There's not a woman in the world who wouldn't like a tall, cool glass of Brad Pitt. And I'm sure men everywhere find Angelina Jolie delicious. But who knew that one day you could actually be raising a glass of both of them, well, sort of.

Hollywood IT couple Brad Pitt and Angelina Jolie have partnered with Perrin winemakers to create their own unique rose blend dubbed Miraval. Made with organic grapes and boasting a floral white lily aroma with notes of strawberry and raspberry, Miraval comes from the couple's very own Chateau Miraval, a 1,000 acre estate, complete with vineyard in Correns France.

Miraval is set for release in March of 2013, so prepare your palates for that taste of Brad and Angie you've been waiting for!

Friday, February 8, 2013

In an effort to make us gals even MORE obsessed with Girl Scout cookies, Jezebel ( has taken this infatuation one step further by asking women to channel their inner most thoughts and feelings into one particular flavor of Girl Scout Cookie.

Learn how you and your Thin Mints may have more in common than you think by taking the quiz here.

Have a delicious weekend Yummies!

Tuesday, February 5, 2013

The San Francisco 49ers may have lost the Super Bowl but JELL-O is determined to make them feel like winners. In a unique attempt to stand out from the crowd, JELL-O has dedicated a full :30 spot to congratulating the team on their Super Bowl loss and reward 49er fans with a JELL-O drop in the Bay Area.
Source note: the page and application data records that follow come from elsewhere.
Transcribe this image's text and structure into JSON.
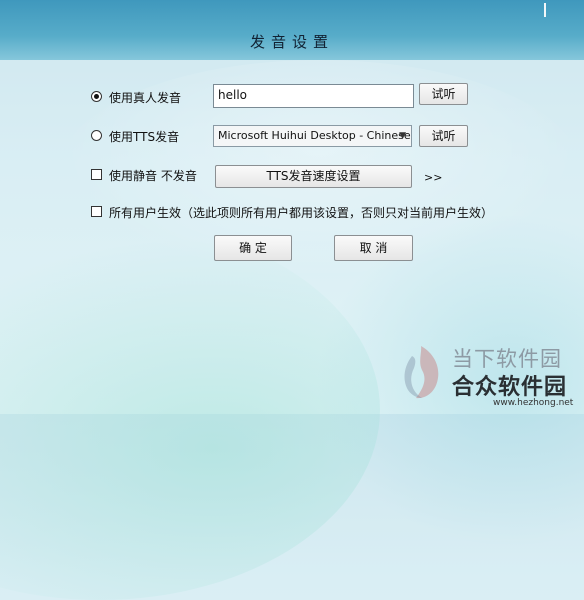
{
  "dialog": {
    "title": "发音设置"
  },
  "options": {
    "real_voice_label": "使用真人发音",
    "real_voice_input": "hello",
    "real_voice_listen": "试听",
    "tts_label": "使用TTS发音",
    "tts_voice_selected": "Microsoft Huihui Desktop - Chinese (S",
    "tts_listen": "试听",
    "mute_label": "使用静音 不发音",
    "tts_speed_button": "TTS发音速度设置",
    "tts_speed_more": ">>",
    "all_users_label": "所有用户生效（选此项则所有用户都用该设置，否则只对当前用户生效）"
  },
  "actions": {
    "ok": "确 定",
    "cancel": "取 消"
  },
  "watermark": {
    "line1": "当下软件园",
    "line2": "合众软件园",
    "url": "www.hezhong.net"
  }
}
Take a look…

Monday, February 4, 2013

Are your little nuggets getting tired of their little nuggets? Cheeseburgers getting cheesy? McDonald's has decided to expand the offering of their Happy Meal entrees by introducing Fish McBites. The McBites will be made with the same Alaskan Cod that is used in the Filet o'Fish sandwiches, and is part of the company's continued efforts to focus on healthy menu options.

The introduction of Fish McBites will roll out slowly to restaurants across America in 10, 15 and 30 piece meals.
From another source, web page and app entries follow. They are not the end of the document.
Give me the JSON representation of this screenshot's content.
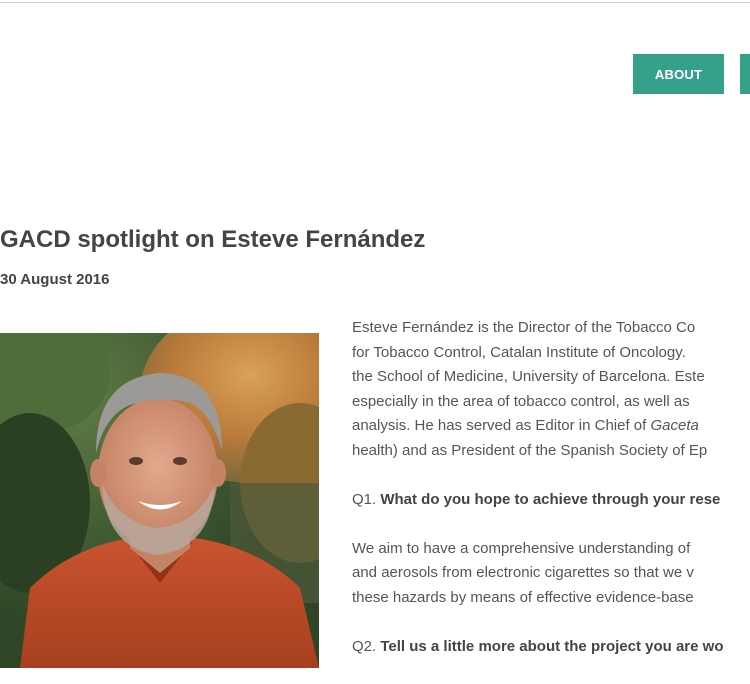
{
  "nav": {
    "about_label": "About"
  },
  "article": {
    "title": "GACD spotlight on Esteve Fernández",
    "date": "30 August 2016",
    "photo_alt": "Portrait of Esteve Fernández",
    "intro_lines": [
      "Esteve Fernández is the Director of the Tobacco Co",
      "for Tobacco Control, Catalan Institute of Oncology.",
      "the School of Medicine, University of Barcelona. Este",
      "especially in the area of tobacco control, as well as",
      "analysis. He has served as Editor in Chief of ",
      "health) and as President of the Spanish Society of Ep"
    ],
    "intro_italic": "Gaceta",
    "q1_prefix": "Q1. ",
    "q1_text": "What do you hope to achieve through your rese",
    "a1_lines": [
      "We aim to have a comprehensive understanding of",
      "and aerosols from electronic cigarettes so that we v",
      "these hazards by means of effective evidence-base"
    ],
    "q2_prefix": "Q2. ",
    "q2_text": "Tell us a little more about the project you are wo"
  }
}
Sunday, February 3, 2013

If you're an avid reader of ours, you'll remember our weekly NFL Chili Cookoff posts from earlier this season. Every team was represented with an original Yumology recipe, and 32 pots later we had a full roster of chili legends.

Today we're back in the kitchen, cooking up the chili recipes that represent both of today's teams. We hope you'll join us and celebrate one of America's finest foodie holidays with an NFL chili of your choice.

Today, may the super bowl win.

Baltimore Crab Chili

1 cup of fresh crab meat picked clean for shells
2 tbsp of diced shallots
1 tsp of minced garlic
1/4 cup dry white wine
1/4 cup lemon juice
2 tbsp olive oil
1/2 cup of small diced red potatoes (we like to buy the very small gourmet potatoes and just slice those thin.)
1/2 cup of chopped celery
1 tin of white kidney beans
2 tins of cream of mushroom soup
1 cup of milk
1 tbsp fresh chopped parsley
1/2 tsp white pepper
1/2 tsp salt

  • In a large frying pan add the olive oil, white wine, lemon juice shallots, garlic, celery and potatoes. Let all cook thoroughly until softened.
  • Add the crab meat to the vegetable mix and toss all of the ingredients together over low heat.
  • Prepare the cream of mushroom soup by following the directions on the tin.
  • Whisk the soup and milk together as instructed on the tin, add the white pepper and salt and whisk until smooth.
  • Add the vegetable and crab mix to the soup. 
  • Serve with toasted sourdough bread and garnish with fresh chopped parsley.

San Francisco 49ers Napa Valley Chili

1 medium pot roast
1 bottle of red wine
2 cups of beef broth
2 tbsp olive oil
2 cups of diced red potatoes
2 cups of diced tomatoes
1 cup of diced carrots
1 cup of diced celery
2 cups of diced onions
2 cups of halved grapes
1 tsp salt
1 tsp pepper
1 tsp garlic
1 tsp oregano

  • Mix the spices together in a separate bowl.
  • Drizzle the olive oil over the pot roast then rub the spices all over the meat.
  • Add the meat to a large oven safe cooking pot.
  • Surround the meat in the chopped vegetables and potatoes.
  • Pour an entire bottle of red wine over the meat and veggies.
  • Cook in the oven at 300 for 4-6 hours.
  • Remove from oven stir in the grapes and serve.